The Jakarta Post
The Health Ministry has dismissed a study conducted by researchers from Harvard University that found the country should have already confirmed cases of the novel coronavirus.
A study by researchers at the Harvard T.H. Chan School of Public Health suggested that Indonesia should have confirmed cases of the viral outbreak already, considering the high air-travel volume from Wuhan, the epicenter of the outbreak in China, to the country.
The ministry’s research and development agency head Siswanto said the study was based only on mathematical calculations to predict the spread of the novel coronavirus.
“Basically, the study is only a mathematical model to predict the spread of the virus with independent variables based on the volume of international travelers,” he told journalists on Monday.
He added that, to date, there were not any patients who tested positive for the coronavirus, based on the results of examinations in his office’s laboratory. The ministry has examined 59 out of 62 specimens from people suspected of being infected with 2019-nCoV. All 59 specimens have tested negative.
“We have examined them properly. It [the study] is only a prediction,” Siswanto said. “We should instead be grateful as we have no cases despite the prediction of at least six confirmed cases.”
The ministry’s disease control and environmental health director general, Anung Sugihantono, said the ministry had received 62 specimens from 28 hospitals in 16 provinces. Three of the specimens were still under examination.
The Harvard study stated that Indonesia's zero confirmed cases "may suggest the potential for undetected cases in these locations given the expected connection before travel control measures were implemented”. With an average daily number of passengers of about 100 people, the model showed that Indonesia should have confirmed one to 10 cases of the novel coronavirus infection.
Researchers also found that Cambodia and Thailand had confirmed cases lower than the model predicted.
An epidemiologist with the Harvard T.H. Chan School of Public Health, Marc Lipsitch, said in the study – posted on the pre-print server medRxiv – that the virus had likely reached Indonesia. “Undetected cases in any country will potentially seed epidemics in those countries.”

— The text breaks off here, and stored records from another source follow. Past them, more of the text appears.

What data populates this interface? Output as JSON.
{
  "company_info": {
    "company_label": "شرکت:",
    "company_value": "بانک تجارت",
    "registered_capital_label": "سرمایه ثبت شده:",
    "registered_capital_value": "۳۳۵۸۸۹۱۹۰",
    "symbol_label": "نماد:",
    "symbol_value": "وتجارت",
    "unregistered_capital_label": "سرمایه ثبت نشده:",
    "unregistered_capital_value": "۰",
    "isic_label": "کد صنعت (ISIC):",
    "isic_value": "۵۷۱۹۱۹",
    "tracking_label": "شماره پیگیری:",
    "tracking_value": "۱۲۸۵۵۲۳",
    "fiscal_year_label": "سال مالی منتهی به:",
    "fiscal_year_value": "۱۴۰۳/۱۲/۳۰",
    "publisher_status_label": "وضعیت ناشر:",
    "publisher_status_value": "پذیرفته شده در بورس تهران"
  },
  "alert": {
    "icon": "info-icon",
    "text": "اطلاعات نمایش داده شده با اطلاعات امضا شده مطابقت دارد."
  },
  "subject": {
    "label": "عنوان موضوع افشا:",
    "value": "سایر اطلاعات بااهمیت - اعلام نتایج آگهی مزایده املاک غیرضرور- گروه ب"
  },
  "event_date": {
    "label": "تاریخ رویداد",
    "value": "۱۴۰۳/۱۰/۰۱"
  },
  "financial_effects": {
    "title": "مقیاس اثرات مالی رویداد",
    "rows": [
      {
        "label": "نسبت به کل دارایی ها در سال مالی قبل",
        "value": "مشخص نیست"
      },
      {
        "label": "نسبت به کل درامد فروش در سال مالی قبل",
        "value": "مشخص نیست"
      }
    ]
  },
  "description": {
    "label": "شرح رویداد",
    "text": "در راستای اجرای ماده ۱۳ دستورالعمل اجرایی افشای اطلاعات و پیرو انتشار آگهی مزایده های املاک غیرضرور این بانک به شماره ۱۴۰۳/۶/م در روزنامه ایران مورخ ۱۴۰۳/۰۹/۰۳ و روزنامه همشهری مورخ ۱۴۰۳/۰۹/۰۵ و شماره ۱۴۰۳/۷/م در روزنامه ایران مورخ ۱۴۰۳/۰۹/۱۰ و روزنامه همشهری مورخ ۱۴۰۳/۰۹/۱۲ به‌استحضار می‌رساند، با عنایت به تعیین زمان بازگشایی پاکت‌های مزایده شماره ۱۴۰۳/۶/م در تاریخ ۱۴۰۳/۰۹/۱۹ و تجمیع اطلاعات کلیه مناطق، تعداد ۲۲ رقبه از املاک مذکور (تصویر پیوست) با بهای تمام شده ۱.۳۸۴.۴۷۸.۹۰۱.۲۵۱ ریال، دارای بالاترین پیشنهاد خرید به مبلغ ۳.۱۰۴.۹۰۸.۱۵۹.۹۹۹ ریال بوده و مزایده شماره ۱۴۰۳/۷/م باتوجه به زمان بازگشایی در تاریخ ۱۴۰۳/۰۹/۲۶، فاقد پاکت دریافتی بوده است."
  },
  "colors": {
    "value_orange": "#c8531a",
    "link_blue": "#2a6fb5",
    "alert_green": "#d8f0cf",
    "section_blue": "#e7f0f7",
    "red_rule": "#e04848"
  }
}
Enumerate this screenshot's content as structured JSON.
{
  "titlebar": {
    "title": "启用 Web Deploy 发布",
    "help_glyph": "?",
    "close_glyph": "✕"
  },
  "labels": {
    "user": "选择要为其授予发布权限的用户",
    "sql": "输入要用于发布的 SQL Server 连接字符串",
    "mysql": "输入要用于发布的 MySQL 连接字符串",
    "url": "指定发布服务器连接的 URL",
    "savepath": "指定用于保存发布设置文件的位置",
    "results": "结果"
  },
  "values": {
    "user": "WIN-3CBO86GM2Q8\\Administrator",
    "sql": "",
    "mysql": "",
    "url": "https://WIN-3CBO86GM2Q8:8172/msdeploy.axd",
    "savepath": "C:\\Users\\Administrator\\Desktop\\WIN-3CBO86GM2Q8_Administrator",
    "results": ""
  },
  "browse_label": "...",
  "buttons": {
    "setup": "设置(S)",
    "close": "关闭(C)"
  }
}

As of Tuesday, a total of 1,011 people had died from the disease and more than 42,000 others had tested positive for the virus across the globe, as reported by AFP. (syk)